• _EXERCISE_:
Line count for "title": report how many lines in this material hold that string, with the number alone as the answer.
- Opening Delimiter -
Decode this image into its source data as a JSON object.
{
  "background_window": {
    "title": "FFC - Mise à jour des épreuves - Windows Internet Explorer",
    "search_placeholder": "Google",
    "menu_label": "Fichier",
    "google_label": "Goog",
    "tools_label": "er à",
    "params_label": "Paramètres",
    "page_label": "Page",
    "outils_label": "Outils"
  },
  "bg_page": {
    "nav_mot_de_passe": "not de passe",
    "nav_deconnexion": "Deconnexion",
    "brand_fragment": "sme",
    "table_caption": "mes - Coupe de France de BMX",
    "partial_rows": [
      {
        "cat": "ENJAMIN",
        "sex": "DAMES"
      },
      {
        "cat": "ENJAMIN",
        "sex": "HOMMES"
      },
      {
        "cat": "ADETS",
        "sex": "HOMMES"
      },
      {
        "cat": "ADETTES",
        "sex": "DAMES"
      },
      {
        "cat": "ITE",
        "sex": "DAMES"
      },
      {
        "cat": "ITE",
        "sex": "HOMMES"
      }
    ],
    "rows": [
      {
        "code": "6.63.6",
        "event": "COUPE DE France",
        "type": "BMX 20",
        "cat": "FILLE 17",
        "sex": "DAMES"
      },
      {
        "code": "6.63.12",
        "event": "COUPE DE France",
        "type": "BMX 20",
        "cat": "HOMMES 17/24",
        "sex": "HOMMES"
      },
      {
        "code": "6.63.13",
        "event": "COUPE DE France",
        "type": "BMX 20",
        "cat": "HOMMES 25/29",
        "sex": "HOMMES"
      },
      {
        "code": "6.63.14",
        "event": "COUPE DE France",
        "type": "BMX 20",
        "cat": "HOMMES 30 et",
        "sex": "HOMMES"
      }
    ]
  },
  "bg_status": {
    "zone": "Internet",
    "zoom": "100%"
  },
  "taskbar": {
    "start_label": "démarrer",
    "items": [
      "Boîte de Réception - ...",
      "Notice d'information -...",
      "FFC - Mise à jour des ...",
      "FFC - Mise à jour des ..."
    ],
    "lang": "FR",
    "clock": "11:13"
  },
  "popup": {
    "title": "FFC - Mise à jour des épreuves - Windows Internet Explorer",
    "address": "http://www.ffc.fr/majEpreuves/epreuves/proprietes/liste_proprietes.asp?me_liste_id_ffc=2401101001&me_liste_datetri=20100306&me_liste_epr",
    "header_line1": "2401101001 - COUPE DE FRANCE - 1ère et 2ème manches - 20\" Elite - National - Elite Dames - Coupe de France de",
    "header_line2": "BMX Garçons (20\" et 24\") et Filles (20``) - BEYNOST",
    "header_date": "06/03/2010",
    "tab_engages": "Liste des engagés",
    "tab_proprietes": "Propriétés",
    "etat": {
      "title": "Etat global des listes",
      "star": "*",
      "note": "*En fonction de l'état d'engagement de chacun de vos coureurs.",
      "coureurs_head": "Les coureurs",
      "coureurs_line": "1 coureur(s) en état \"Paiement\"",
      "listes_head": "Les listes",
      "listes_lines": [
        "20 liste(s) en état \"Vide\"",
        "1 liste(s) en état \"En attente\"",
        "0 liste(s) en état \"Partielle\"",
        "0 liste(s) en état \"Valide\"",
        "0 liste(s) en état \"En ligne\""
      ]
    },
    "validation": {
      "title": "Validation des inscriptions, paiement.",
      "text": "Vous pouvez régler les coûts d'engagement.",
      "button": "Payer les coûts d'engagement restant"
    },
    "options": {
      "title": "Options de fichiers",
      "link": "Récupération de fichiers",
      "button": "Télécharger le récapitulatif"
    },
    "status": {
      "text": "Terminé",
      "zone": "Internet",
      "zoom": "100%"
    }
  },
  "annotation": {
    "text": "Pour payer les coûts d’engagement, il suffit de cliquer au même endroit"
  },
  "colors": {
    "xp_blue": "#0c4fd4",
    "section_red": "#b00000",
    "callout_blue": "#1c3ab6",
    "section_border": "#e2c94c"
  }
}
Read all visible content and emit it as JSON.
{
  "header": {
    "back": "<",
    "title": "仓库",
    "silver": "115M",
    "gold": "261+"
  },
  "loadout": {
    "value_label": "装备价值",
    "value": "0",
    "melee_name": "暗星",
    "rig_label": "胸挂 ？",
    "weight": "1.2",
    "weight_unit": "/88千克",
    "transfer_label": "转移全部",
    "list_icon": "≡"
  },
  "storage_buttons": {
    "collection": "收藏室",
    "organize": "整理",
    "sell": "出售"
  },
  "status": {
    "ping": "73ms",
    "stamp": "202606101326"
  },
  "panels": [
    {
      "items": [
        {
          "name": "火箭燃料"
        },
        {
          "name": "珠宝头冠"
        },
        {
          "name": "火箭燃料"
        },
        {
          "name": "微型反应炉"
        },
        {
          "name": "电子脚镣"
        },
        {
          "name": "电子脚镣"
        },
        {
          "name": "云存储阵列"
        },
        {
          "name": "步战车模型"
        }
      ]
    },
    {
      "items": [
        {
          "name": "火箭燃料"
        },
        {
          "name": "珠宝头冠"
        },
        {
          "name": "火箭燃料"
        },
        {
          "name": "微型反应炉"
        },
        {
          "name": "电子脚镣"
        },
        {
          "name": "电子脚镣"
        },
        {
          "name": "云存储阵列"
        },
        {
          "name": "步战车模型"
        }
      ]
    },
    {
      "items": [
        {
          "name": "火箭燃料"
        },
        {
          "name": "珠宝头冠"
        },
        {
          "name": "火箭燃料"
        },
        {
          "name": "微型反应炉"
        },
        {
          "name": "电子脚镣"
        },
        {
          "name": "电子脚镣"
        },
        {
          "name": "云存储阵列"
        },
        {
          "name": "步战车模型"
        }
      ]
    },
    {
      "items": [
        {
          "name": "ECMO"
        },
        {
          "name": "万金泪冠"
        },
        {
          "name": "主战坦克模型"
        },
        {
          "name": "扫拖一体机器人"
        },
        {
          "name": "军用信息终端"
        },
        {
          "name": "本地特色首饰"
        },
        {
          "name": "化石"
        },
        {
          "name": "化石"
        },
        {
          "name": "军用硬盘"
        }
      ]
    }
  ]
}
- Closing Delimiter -
• _OUTPUT BELOW_:
6